PORTLAND, Ore. - Conservation groups filed a protest yesterday against the Bureau of Land Management's latest proposal to change forest management in western Oregon.

The BLM's revision eliminates some protections against logging near streams, and could put the state out of step with the Northwest Forest Plan, the 100-year plan coordinated with Washington state and California.

Susan Brown is an attorney with the Western Environmental Law Center, which filed the protest on behalf of 22 conservation groups.

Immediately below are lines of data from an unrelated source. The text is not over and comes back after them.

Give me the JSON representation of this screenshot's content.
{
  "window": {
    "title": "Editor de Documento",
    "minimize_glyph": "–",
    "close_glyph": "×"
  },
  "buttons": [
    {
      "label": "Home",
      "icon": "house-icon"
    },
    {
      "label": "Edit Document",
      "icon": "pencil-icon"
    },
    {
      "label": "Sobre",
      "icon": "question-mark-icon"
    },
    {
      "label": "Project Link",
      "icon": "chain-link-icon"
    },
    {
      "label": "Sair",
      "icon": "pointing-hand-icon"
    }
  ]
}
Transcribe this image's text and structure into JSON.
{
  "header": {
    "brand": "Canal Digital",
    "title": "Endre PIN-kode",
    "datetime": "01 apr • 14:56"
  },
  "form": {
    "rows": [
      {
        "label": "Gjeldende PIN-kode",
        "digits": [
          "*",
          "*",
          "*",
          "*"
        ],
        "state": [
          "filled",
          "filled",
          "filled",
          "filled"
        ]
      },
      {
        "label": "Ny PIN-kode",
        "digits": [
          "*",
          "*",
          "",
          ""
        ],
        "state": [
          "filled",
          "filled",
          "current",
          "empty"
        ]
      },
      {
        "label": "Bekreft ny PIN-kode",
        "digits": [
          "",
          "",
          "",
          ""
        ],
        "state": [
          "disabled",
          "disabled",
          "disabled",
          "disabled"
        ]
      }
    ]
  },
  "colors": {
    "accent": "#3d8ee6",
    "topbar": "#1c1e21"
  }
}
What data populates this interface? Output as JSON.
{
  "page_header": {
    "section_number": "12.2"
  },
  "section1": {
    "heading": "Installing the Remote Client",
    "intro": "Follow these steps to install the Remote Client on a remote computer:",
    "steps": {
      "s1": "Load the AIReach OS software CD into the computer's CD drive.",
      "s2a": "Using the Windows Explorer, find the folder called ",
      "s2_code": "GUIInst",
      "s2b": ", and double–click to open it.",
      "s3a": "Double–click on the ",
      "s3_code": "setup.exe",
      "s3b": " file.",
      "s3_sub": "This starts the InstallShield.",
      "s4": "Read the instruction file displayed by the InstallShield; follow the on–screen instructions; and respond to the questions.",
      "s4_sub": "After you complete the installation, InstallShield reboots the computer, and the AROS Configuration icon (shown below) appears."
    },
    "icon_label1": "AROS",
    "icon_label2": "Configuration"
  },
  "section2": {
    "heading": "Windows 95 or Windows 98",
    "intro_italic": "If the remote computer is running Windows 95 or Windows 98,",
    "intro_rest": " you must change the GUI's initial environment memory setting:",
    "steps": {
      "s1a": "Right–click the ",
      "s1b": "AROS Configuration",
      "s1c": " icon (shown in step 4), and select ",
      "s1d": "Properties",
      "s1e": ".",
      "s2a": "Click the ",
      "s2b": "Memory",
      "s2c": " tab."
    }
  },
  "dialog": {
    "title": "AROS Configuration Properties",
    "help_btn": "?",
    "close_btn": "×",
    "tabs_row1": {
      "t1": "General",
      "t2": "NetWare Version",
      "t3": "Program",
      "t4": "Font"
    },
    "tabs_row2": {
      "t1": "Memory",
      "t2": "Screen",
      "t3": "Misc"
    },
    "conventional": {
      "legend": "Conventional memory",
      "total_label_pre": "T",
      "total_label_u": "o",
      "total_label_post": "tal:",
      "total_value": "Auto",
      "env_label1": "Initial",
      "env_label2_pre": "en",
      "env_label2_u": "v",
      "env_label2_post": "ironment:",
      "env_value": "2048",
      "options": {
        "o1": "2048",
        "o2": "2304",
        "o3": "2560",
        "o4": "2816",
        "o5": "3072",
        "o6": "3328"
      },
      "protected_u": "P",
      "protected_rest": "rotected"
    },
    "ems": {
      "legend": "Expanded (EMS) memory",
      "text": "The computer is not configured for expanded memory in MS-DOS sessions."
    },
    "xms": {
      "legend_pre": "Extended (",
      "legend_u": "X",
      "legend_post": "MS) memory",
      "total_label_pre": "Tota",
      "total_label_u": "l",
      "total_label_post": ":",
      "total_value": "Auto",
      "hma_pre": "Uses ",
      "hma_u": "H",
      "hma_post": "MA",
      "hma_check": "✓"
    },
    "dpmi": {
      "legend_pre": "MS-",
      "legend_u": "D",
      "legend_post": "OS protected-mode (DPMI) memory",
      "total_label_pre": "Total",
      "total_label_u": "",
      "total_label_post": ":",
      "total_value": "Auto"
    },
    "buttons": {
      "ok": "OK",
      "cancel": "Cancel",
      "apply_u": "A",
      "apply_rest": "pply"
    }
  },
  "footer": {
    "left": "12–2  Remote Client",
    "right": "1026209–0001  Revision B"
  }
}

"Our concern there is that by essentially pulling out of a range-wide, regional plan, the BLM is leaving a huge hole in conservation and protection on those federal lands, and that may have all kinds of repercussions," says Brown.

The Northwest Forest Plan was adopted in 1994. If the BLM moves ahead with its revision, 2.6 million acres of land would be removed from the regional plan.

Brown says the Northwest Forest Plan faced a similar challenge in 2008, when the BLM proposed the Western Oregon Plan Revision, which would have increased logging on BLM-managed land.

However, a federal judge declared that revised plan illegal in 2012. Brown says the newest proposal feels like a rehash of the last, unsuccessful revision.

"We seem to be having these conversations over and over again, and I wish that there was a more proactive attempt to really try to manage these lands in a way that would work for more of the public than what the BLM is attempting to do now," she says.

The conservation groups' protest says the BLM's newest plan reduces the buffer zones between logging activities and streams in certain areas, which could threaten water quality and wildlife.

Eric Tegethoff, Public News Service - OR